**AIM OF THE TASK**
Each line of the data below containing "error" needs to be listed.

Data items
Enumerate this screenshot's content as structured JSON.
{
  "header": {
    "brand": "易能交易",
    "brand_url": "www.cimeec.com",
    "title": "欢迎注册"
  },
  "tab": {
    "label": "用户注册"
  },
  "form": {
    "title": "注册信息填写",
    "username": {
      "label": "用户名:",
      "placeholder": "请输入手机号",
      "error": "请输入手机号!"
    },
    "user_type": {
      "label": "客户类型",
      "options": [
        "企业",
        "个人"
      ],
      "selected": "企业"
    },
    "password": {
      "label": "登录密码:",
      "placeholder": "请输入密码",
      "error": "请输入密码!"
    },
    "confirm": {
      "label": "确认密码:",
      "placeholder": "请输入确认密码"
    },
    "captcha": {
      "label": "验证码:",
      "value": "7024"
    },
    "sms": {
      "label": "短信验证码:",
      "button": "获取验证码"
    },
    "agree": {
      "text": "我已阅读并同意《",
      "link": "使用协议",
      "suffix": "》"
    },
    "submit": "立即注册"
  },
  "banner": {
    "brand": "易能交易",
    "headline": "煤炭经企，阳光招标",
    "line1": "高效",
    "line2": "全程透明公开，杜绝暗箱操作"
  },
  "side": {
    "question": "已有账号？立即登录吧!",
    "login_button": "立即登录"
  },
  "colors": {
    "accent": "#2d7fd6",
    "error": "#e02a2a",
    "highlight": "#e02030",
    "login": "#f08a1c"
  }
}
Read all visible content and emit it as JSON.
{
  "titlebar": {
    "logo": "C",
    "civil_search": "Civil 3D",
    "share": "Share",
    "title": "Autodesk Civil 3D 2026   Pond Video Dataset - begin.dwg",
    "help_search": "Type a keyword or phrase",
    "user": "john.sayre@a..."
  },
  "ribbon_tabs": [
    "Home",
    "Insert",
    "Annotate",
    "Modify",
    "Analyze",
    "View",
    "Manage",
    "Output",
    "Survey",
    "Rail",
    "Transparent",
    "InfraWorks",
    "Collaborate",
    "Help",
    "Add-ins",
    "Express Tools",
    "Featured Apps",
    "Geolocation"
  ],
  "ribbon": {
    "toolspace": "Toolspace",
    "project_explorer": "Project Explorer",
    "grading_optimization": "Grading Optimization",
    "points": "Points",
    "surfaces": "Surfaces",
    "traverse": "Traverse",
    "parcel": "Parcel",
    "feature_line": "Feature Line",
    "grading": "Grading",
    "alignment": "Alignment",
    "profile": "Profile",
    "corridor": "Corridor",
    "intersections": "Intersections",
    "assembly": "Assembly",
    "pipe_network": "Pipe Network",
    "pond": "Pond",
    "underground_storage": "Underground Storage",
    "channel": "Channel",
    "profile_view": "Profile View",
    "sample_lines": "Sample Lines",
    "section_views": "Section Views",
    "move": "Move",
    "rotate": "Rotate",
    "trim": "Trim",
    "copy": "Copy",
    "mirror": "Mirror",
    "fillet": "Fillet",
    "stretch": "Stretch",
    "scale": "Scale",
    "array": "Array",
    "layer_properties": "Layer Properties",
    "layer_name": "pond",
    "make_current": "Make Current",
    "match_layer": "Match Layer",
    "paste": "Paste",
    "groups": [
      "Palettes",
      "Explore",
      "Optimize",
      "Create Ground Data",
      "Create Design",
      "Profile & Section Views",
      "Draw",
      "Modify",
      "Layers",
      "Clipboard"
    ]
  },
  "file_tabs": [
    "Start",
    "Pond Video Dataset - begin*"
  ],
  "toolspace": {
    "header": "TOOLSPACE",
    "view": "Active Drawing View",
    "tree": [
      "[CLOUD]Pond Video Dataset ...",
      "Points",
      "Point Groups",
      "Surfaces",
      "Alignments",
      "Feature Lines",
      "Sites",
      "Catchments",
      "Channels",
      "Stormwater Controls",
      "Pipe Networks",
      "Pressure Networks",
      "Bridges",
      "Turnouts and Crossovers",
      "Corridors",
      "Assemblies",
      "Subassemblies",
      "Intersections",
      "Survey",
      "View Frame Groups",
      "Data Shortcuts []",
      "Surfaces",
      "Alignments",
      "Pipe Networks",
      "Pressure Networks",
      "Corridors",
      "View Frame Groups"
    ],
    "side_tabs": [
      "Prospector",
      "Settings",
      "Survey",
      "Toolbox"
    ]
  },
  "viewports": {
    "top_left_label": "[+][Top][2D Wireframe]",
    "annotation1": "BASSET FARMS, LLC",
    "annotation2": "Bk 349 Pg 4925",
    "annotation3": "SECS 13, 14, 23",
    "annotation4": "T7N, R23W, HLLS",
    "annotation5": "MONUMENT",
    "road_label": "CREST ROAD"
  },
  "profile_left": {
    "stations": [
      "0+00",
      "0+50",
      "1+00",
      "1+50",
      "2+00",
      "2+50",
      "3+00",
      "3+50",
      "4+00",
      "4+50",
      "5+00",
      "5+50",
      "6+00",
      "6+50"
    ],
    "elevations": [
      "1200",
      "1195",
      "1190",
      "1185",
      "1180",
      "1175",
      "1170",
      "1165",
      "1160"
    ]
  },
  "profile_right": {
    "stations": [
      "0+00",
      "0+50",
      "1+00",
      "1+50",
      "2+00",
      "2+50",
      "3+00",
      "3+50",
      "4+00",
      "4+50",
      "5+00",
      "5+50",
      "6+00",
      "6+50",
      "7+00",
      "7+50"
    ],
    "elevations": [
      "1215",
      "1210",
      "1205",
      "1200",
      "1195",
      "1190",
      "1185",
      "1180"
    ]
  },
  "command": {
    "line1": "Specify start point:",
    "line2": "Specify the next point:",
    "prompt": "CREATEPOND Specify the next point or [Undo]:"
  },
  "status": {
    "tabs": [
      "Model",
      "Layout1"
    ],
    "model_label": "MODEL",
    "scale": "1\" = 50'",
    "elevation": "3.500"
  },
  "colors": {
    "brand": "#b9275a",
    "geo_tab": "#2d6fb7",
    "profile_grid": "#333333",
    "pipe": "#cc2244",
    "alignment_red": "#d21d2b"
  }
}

**EXERCISE ANSWER**
      "error": "请输入手机号!"
      "error": "请输入密码!"
    "error": "#e02a2a",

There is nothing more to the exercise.